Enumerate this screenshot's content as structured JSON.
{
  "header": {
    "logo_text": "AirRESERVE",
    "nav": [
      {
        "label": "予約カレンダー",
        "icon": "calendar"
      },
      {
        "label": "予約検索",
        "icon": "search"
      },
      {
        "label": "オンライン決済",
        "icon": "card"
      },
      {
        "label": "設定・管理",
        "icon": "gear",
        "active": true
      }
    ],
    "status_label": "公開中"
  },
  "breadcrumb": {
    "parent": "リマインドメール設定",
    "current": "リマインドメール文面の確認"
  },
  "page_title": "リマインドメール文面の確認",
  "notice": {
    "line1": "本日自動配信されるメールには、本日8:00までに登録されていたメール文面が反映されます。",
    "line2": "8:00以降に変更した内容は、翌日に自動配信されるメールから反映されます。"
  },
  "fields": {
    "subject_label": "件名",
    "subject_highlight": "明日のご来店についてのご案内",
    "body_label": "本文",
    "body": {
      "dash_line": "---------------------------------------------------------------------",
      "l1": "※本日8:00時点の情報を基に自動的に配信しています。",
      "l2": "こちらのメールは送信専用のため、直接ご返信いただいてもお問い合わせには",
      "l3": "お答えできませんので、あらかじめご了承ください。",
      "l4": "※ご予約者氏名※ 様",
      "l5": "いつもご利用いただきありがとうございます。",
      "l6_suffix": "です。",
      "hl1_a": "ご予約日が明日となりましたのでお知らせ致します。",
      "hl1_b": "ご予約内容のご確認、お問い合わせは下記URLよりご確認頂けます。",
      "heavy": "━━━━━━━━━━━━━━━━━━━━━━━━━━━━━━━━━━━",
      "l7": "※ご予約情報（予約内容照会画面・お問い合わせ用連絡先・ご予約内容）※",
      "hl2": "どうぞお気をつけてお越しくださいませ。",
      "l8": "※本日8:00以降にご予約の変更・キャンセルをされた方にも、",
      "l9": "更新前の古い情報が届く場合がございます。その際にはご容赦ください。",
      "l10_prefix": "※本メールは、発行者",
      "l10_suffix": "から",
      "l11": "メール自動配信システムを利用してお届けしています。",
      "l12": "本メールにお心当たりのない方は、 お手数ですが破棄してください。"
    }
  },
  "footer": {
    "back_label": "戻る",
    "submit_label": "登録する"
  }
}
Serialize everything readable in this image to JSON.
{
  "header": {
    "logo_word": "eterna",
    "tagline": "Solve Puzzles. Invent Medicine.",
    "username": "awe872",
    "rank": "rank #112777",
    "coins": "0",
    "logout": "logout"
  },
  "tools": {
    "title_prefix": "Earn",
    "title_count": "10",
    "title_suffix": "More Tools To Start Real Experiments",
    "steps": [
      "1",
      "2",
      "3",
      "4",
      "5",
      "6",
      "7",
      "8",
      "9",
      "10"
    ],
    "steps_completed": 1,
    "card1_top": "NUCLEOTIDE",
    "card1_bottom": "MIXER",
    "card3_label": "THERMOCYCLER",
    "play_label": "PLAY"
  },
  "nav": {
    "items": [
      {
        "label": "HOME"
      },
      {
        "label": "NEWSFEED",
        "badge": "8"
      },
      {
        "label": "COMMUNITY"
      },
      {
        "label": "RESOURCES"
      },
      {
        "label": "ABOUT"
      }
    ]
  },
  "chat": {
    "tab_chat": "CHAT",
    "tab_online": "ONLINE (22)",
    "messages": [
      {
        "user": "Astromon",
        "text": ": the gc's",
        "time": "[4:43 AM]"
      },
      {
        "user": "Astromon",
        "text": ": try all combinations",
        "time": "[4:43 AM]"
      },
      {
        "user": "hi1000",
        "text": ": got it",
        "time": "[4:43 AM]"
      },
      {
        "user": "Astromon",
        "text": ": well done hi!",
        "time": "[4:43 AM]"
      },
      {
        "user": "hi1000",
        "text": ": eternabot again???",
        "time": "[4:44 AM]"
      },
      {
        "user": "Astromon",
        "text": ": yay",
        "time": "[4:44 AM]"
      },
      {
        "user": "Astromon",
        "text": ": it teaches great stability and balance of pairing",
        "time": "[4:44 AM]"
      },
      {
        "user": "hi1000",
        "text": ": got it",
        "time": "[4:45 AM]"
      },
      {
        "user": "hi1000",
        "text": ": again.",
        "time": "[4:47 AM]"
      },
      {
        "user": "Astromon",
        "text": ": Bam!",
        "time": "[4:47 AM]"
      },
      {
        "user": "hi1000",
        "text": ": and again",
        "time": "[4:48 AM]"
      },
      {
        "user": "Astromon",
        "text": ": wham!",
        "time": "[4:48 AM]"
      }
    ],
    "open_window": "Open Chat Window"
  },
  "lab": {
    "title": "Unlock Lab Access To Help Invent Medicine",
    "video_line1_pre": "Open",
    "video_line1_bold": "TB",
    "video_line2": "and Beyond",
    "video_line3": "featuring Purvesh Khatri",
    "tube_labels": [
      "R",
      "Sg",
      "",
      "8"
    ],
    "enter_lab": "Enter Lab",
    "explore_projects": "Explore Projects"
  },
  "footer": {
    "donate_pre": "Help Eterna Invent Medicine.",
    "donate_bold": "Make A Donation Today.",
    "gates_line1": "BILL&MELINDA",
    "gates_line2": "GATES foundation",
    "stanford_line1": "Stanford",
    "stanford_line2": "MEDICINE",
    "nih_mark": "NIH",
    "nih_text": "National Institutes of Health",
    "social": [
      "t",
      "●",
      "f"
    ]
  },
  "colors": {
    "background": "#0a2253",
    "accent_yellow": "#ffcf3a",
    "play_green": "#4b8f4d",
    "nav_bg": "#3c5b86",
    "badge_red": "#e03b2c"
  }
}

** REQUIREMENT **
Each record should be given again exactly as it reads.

** RESPONSE AREA **
Enumerate this screenshot's content as structured JSON.
{
  "header": {
    "logo_text": "AirRESERVE",
    "nav": [
      {
        "label": "予約カレンダー",
        "icon": "calendar"
      },
      {
        "label": "予約検索",
        "icon": "search"
      },
      {
        "label": "オンライン決済",
        "icon": "card"
      },
      {
        "label": "設定・管理",
        "icon": "gear",
        "active": true
      }
    ],
    "status_label": "公開中"
  },
  "breadcrumb": {
    "parent": "リマインドメール設定",
    "current": "リマインドメール文面の確認"
  },
  "page_title": "リマインドメール文面の確認",
  "notice": {
    "line1": "本日自動配信されるメールには、本日8:00までに登録されていたメール文面が反映されます。",
    "line2": "8:00以降に変更した内容は、翌日に自動配信されるメールから反映されます。"
  },
  "fields": {
    "subject_label": "件名",
    "subject_highlight": "明日のご来店についてのご案内",
    "body_label": "本文",
    "body": {
      "dash_line": "---------------------------------------------------------------------",
      "l1": "※本日8:00時点の情報を基に自動的に配信しています。",
      "l2": "こちらのメールは送信専用のため、直接ご返信いただいてもお問い合わせには",
      "l3": "お答えできませんので、あらかじめご了承ください。",
      "l4": "※ご予約者氏名※ 様",
      "l5": "いつもご利用いただきありがとうございます。",
      "l6_suffix": "です。",
      "hl1_a": "ご予約日が明日となりましたのでお知らせ致します。",
      "hl1_b": "ご予約内容のご確認、お問い合わせは下記URLよりご確認頂けます。",
      "heavy": "━━━━━━━━━━━━━━━━━━━━━━━━━━━━━━━━━━━",
      "l7": "※ご予約情報（予約内容照会画面・お問い合わせ用連絡先・ご予約内容）※",
      "hl2": "どうぞお気をつけてお越しくださいませ。",
      "l8": "※本日8:00以降にご予約の変更・キャンセルをされた方にも、",
      "l9": "更新前の古い情報が届く場合がございます。その際にはご容赦ください。",
      "l10_prefix": "※本メールは、発行者",
      "l10_suffix": "から",
      "l11": "メール自動配信システムを利用してお届けしています。",
      "l12": "本メールにお心当たりのない方は、 お手数ですが破棄してください。"
    }
  },
  "footer": {
    "back_label": "戻る",
    "submit_label": "登録する"
  }
}
Serialize everything readable in this image to JSON.
{
  "header": {
    "logo_word": "eterna",
    "tagline": "Solve Puzzles. Invent Medicine.",
    "username": "awe872",
    "rank": "rank #112777",
    "coins": "0",
    "logout": "logout"
  },
  "tools": {
    "title_prefix": "Earn",
    "title_count": "10",
    "title_suffix": "More Tools To Start Real Experiments",
    "steps": [
      "1",
      "2",
      "3",
      "4",
      "5",
      "6",
      "7",
      "8",
      "9",
      "10"
    ],
    "steps_completed": 1,
    "card1_top": "NUCLEOTIDE",
    "card1_bottom": "MIXER",
    "card3_label": "THERMOCYCLER",
    "play_label": "PLAY"
  },
  "nav": {
    "items": [
      {
        "label": "HOME"
      },
      {
        "label": "NEWSFEED",
        "badge": "8"
      },
      {
        "label": "COMMUNITY"
      },
      {
        "label": "RESOURCES"
      },
      {
        "label": "ABOUT"
      }
    ]
  },
  "chat": {
    "tab_chat": "CHAT",
    "tab_online": "ONLINE (22)",
    "messages": [
      {
        "user": "Astromon",
        "text": ": the gc's",
        "time": "[4:43 AM]"
      },
      {
        "user": "Astromon",
        "text": ": try all combinations",
        "time": "[4:43 AM]"
      },
      {
        "user": "hi1000",
        "text": ": got it",
        "time": "[4:43 AM]"
      },
      {
        "user": "Astromon",
        "text": ": well done hi!",
        "time": "[4:43 AM]"
      },
      {
        "user": "hi1000",
        "text": ": eternabot again???",
        "time": "[4:44 AM]"
      },
      {
        "user": "Astromon",
        "text": ": yay",
        "time": "[4:44 AM]"
      },
      {
        "user": "Astromon",
        "text": ": it teaches great stability and balance of pairing",
        "time": "[4:44 AM]"
      },
      {
        "user": "hi1000",
        "text": ": got it",
        "time": "[4:45 AM]"
      },
      {
        "user": "hi1000",
        "text": ": again.",
        "time": "[4:47 AM]"
      },
      {
        "user": "Astromon",
        "text": ": Bam!",
        "time": "[4:47 AM]"
      },
      {
        "user": "hi1000",
        "text": ": and again",
        "time": "[4:48 AM]"
      },
      {
        "user": "Astromon",
        "text": ": wham!",
        "time": "[4:48 AM]"
      }
    ],
    "open_window": "Open Chat Window"
  },
  "lab": {
    "title": "Unlock Lab Access To Help Invent Medicine",
    "video_line1_pre": "Open",
    "video_line1_bold": "TB",
    "video_line2": "and Beyond",
    "video_line3": "featuring Purvesh Khatri",
    "tube_labels": [
      "R",
      "Sg",
      "",
      "8"
    ],
    "enter_lab": "Enter Lab",
    "explore_projects": "Explore Projects"
  },
  "footer": {
    "donate_pre": "Help Eterna Invent Medicine.",
    "donate_bold": "Make A Donation Today.",
    "gates_line1": "BILL&MELINDA",
    "gates_line2": "GATES foundation",
    "stanford_line1": "Stanford",
    "stanford_line2": "MEDICINE",
    "nih_mark": "NIH",
    "nih_text": "National Institutes of Health",
    "social": [
      "t",
      "●",
      "f"
    ]
  },
  "colors": {
    "background": "#0a2253",
    "accent_yellow": "#ffcf3a",
    "play_green": "#4b8f4d",
    "nav_bg": "#3c5b86",
    "badge_red": "#e03b2c"
  }
}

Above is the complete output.